With spring on the way in the Northern Hemisphere, thoughts turn to spring cleaning – indoors and outdoors. Some folks will busy themselves doing a thorough cleaning inside their house or apartment, while others will head outdoors and work on their gardens and yards.
I’ve written before about the importance of re-sharing old blog posts to make sure you get enough mileage out of them. Of course, it’s a waste to work hard on something for several hours – or even days – and then forget about it once it’s been posted.
However, it’s important to remember that you can’t just repost links to your old blog posts without rereading them. Sometimes a typo will be missed in the initial post that you’ll be better able to catch after several weeks or months.
Aside from typos, here are four other things you should look for before re-sharing that old blog post. Continue reading
I hear it all the time – “If you’re not making mistakes, you’re not trying anything new.”
While it’s comforting to hear that everyone makes mistakes, they can be a small blow to the ego. I’ve made lots of mistakes over my professional career. Some still stick in my mind and return from time to time to serve as cautionary tales.
It’s great to learn from mistakes and look back on them. But another important factor in the experience is how you react to the mistake at the time. Continue reading
I have been collecting information about a wealth of helpful tools for small businesses – some of which are apps, and some of which are websites. Because small businesses are always concerned about cost, my reviews will focus on the helpful tools that have a free basic version, but that can be upgraded as your business expands.
Here’s a look at three of the tools I’ve been looking at (and using) over the past few months.
Ripl is an app that helps you create animated images to promote your business. There is a free basic service, which includes a limited number of templates and font/color options. The animated images are created as short MOV files, which can then be uploaded to your social media profiles, or put on a website. Continue reading
Nowadays, instead of pictures being worth 1000 words, social media has come to rely on pictures having space for at least a handful of words.
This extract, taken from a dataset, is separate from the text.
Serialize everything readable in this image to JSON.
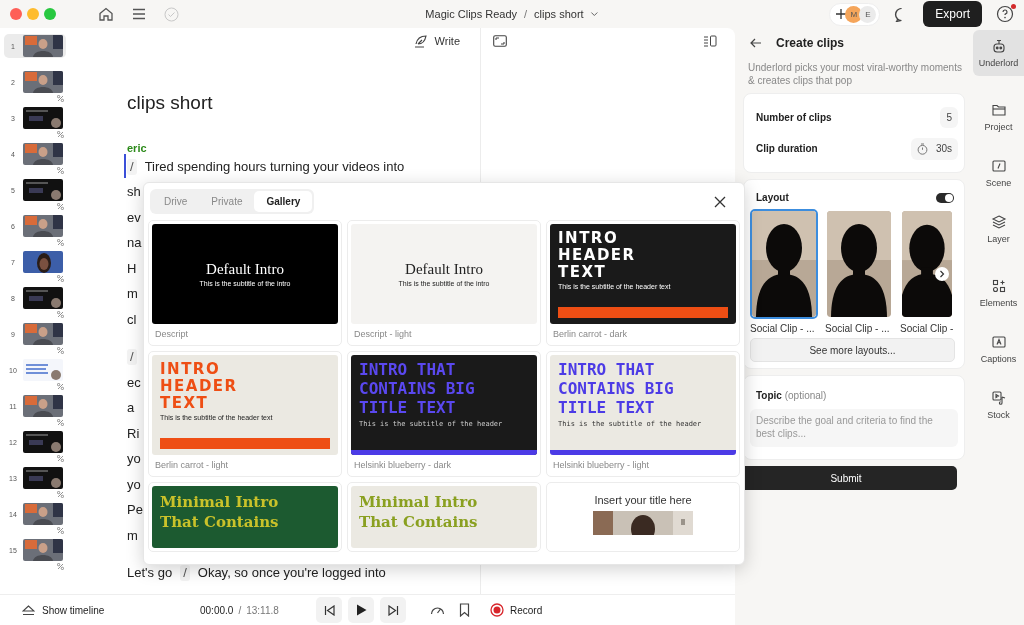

I’ve seen a lot of discussions lately on use of images to catch the eyes of people scrolling by on Facebook or Twitter. Many of those discussions also warn about the danger of scooping images off the internet and using them in your own posts. Ask my friend about that danger. He had to pay a sizable sum to Getty Images because he made that blunder last year. Now, he himself takes many of the photos he uses for his business.
There are many sites where you can access free images, but I’m not here to talk about those. One of the problems I’ve noticed with those sites is that you start to see the same image in posts by dozens of other people. Continue reading
The term “landing page” appears frequently when folks talk about online advertising and sales. But how does it differ from your website’s home page?
A home page is the front page of your website. It’s what visitors see when they type in your URL. It introduces visitors to your business, and provides a clear selection of navigation tools – such as the tab bar across the top – so that a visitor can find specific information they want about your products or services. Continue reading